By implementing predator control measures such as nest box management, encouraging avian predators, trapping, shooting (in regulated cases), and habitat modification, it becomes possible to effectively manage the population of European starlings and significantly reduce their impact on the environment.
Frequently Asked Questions
How do European starlings die?
European starlings can die from various causes, including predation by natural predators such as birds of prey or mammals, diseases and parasites, environmental factors like severe weather conditions, and collisions with man-made structures like buildings and vehicles.
Do European starlings have any unique characteristics?

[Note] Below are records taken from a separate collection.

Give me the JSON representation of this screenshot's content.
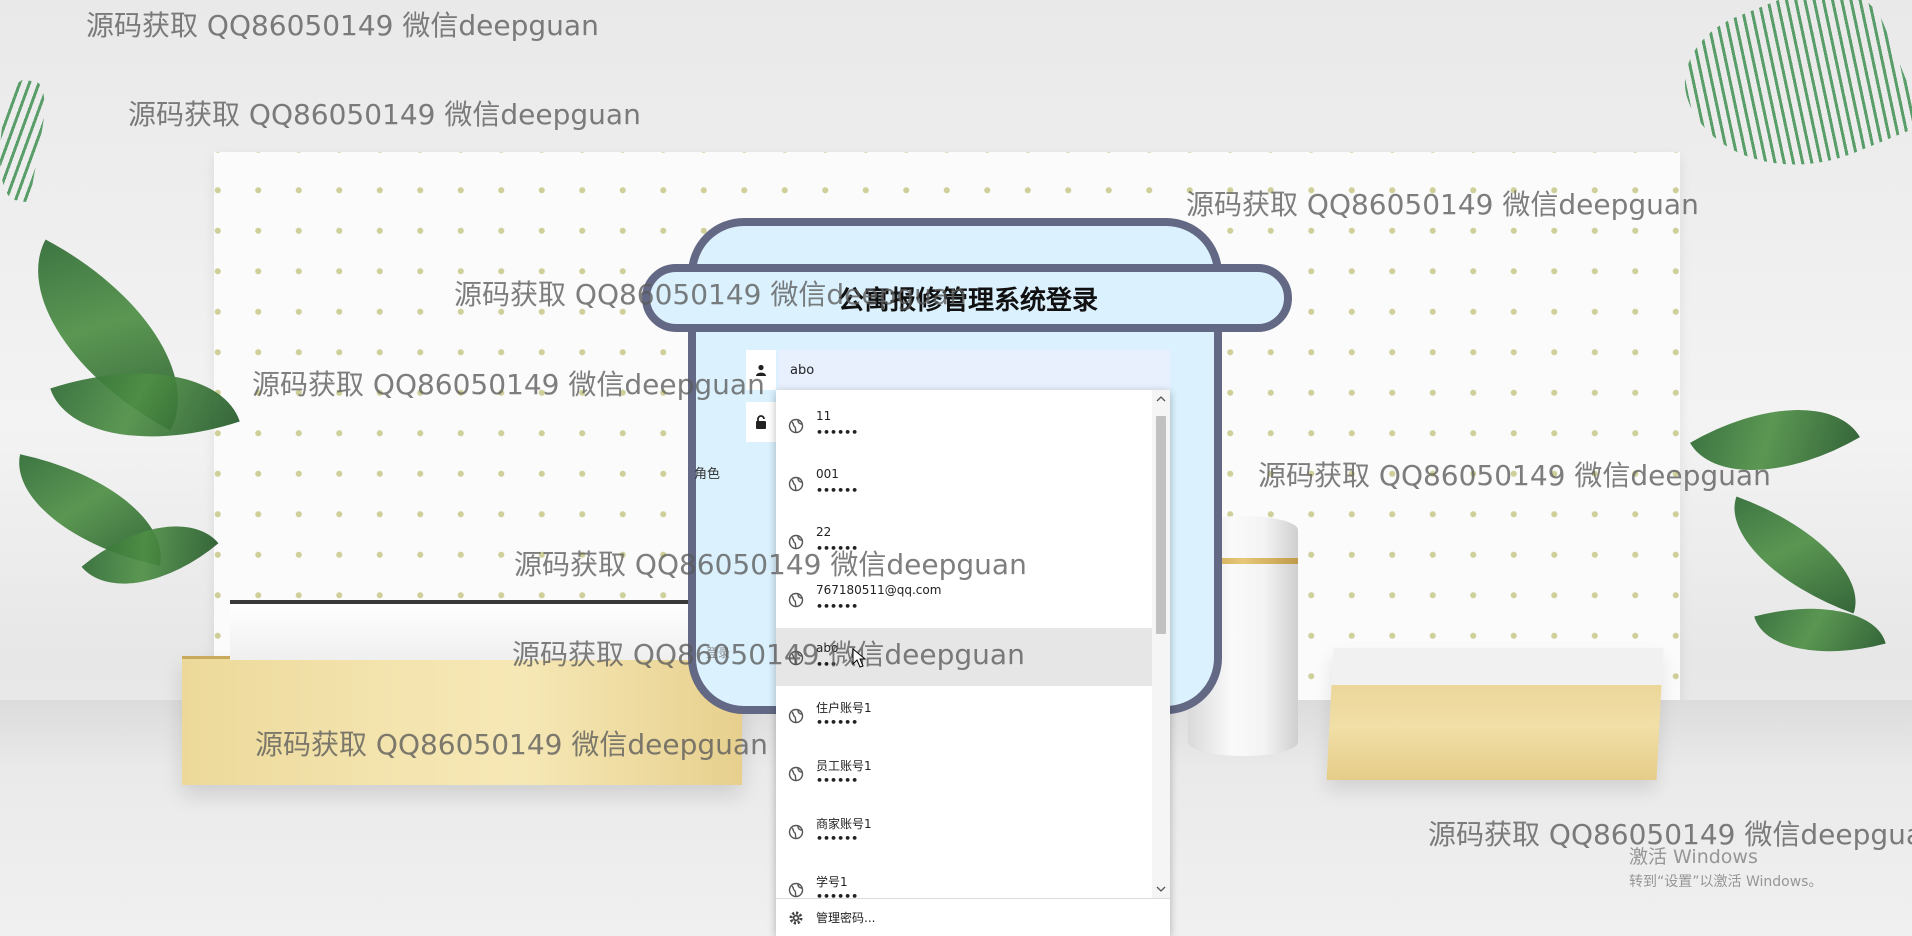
{
  "title": "公寓报修管理系统登录",
  "username_value": "abo",
  "role_label": "角色",
  "hidden_button_label": "登录",
  "watermark_text": "源码获取 QQ86050149 微信deepguan",
  "autofill": {
    "entries": [
      {
        "user": "11",
        "pass": "••••••"
      },
      {
        "user": "001",
        "pass": "••••••"
      },
      {
        "user": "22",
        "pass": "••••••"
      },
      {
        "user": "767180511@qq.com",
        "pass": "••••••"
      },
      {
        "user": "abo",
        "pass": "•••"
      },
      {
        "user": "住户账号1",
        "pass": "••••••"
      },
      {
        "user": "员工账号1",
        "pass": "••••••"
      },
      {
        "user": "商家账号1",
        "pass": "••••••"
      },
      {
        "user": "学号1",
        "pass": "••••••"
      }
    ],
    "highlighted_index": 4,
    "manage_label": "管理密码..."
  },
  "windows_activation": {
    "line1": "激活 Windows",
    "line2": "转到“设置”以激活 Windows。"
  },
  "icons": {
    "username": "user-icon",
    "password": "lock-icon",
    "entry": "globe-icon",
    "manage": "gear-icon"
  }
}
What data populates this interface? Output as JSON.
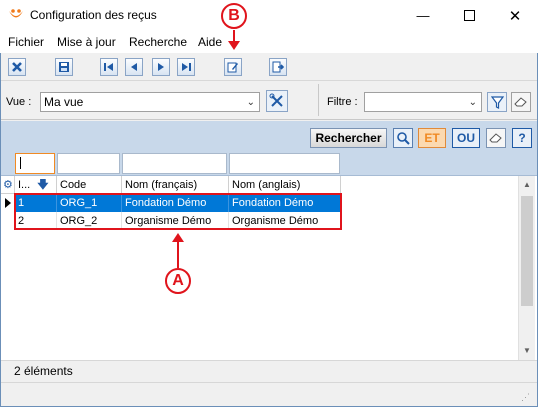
{
  "window": {
    "title": "Configuration des reçus"
  },
  "menu": [
    "Fichier",
    "Mise à jour",
    "Recherche",
    "Aide"
  ],
  "filter_bar": {
    "view_label": "Vue :",
    "view_value": "Ma vue",
    "filter_label": "Filtre :",
    "filter_value": ""
  },
  "search_panel": {
    "search_button": "Rechercher",
    "et_button": "ET",
    "ou_button": "OU",
    "help_button": "?"
  },
  "grid": {
    "columns": [
      "I...",
      "Code",
      "Nom (français)",
      "Nom (anglais)"
    ],
    "rows": [
      {
        "id": "1",
        "code": "ORG_1",
        "nom_fr": "Fondation Démo",
        "nom_en": "Fondation Démo"
      },
      {
        "id": "2",
        "code": "ORG_2",
        "nom_fr": "Organisme Démo",
        "nom_en": "Organisme Démo"
      }
    ]
  },
  "status": {
    "count": "2 éléments"
  },
  "annotations": {
    "a": "A",
    "b": "B"
  },
  "colors": {
    "accent_red": "#e0141c",
    "selection_blue": "#0078d7",
    "panel_blue": "#c8d8ea",
    "toolbar_blue": "#1f5aa6",
    "et_orange": "#f08a24"
  }
}
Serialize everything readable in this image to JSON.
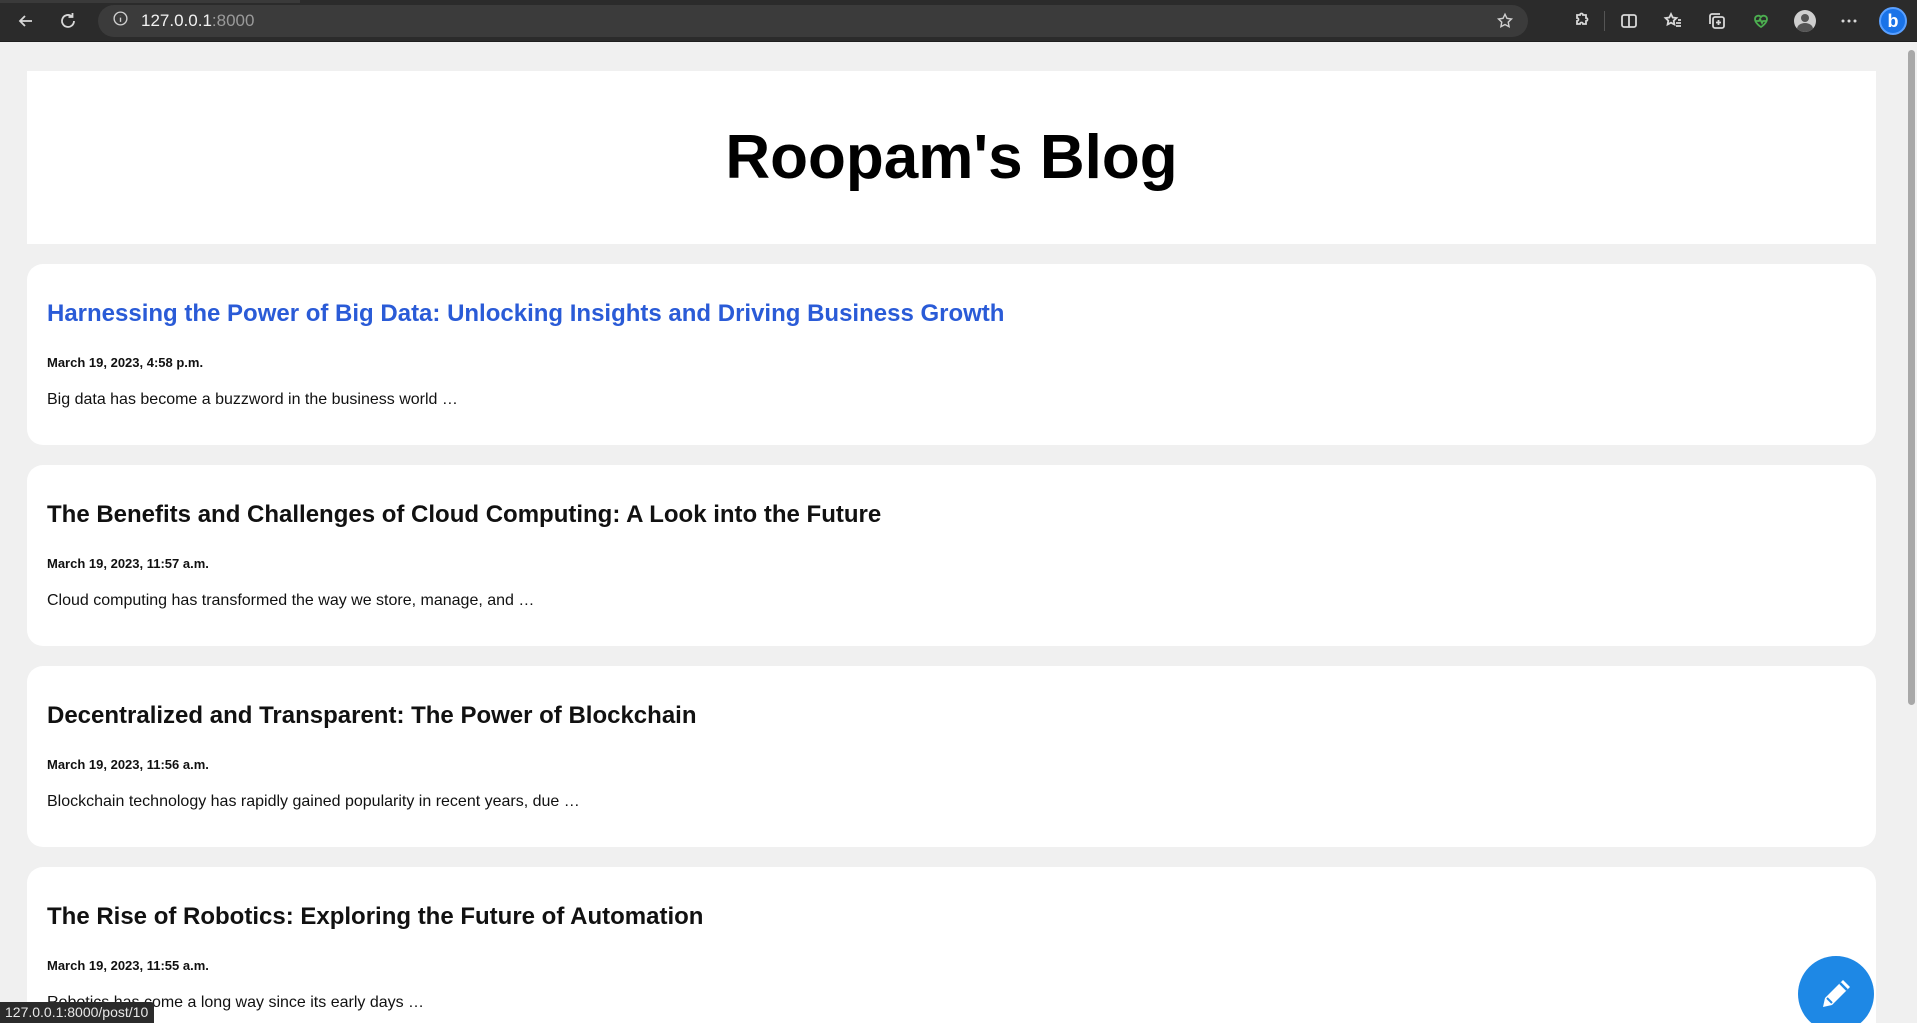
{
  "browser": {
    "url_host": "127.0.0.1",
    "url_port": ":8000",
    "status_url": "127.0.0.1:8000/post/10"
  },
  "page": {
    "blog_title": "Roopam's Blog"
  },
  "posts": [
    {
      "title": "Harnessing the Power of Big Data: Unlocking Insights and Driving Business Growth",
      "date": "March 19, 2023, 4:58 p.m.",
      "excerpt": "Big data has become a buzzword in the business world …",
      "hovered": true
    },
    {
      "title": "The Benefits and Challenges of Cloud Computing: A Look into the Future",
      "date": "March 19, 2023, 11:57 a.m.",
      "excerpt": "Cloud computing has transformed the way we store, manage, and …",
      "hovered": false
    },
    {
      "title": "Decentralized and Transparent: The Power of Blockchain",
      "date": "March 19, 2023, 11:56 a.m.",
      "excerpt": "Blockchain technology has rapidly gained popularity in recent years, due …",
      "hovered": false
    },
    {
      "title": "The Rise of Robotics: Exploring the Future of Automation",
      "date": "March 19, 2023, 11:55 a.m.",
      "excerpt": "Robotics has come a long way since its early days …",
      "hovered": false
    }
  ],
  "colors": {
    "link_hover": "#2a5bd7",
    "fab": "#1e88e5",
    "page_bg": "#f0f0f0"
  },
  "icons": {
    "back": "back-arrow-icon",
    "reload": "reload-icon",
    "info": "site-info-icon",
    "favorite": "star-icon",
    "extensions": "puzzle-icon",
    "split": "split-screen-icon",
    "favorites": "favorites-icon",
    "collections": "collections-icon",
    "health": "heart-pulse-icon",
    "profile": "profile-icon",
    "more": "more-icon",
    "copilot": "bing-icon",
    "new_post": "pencil-icon"
  }
}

Yes, European starlings have several unique characteristics. They have glossy black plumage with a metallic sheen, pink legs, and a black bill in winter that turns yellow in summer. They are also known for their mimicry abilities, where they can imitate a wide range of vocal sounds including human speech.
What is the scientific classification of European starlings?
The scientific classification of European starlings is as follows:
Species: Sturnus vulgaris
Where are European starlings commonly found?
European starlings are most commonly found in human-dominated landscapes, including agricultural, urban, and suburban areas. They have achieved global success and have populations in North America, Australia, New Zealand, South Africa, Argentina, and their native range in temperate Europe and the Palearctic region.
Do European starlings cause any direct damage?
Yes, European starlings can cause direct damage to crops, particularly fruits like cherries. Their feeding activities can result in significant economic losses for farmers.
Are European starlings considered invasive species?
Yes, European starlings are considered invasive species in various countries. They have been introduced to locations outside their native range and have successfully established populations, often at the expense of native bird species.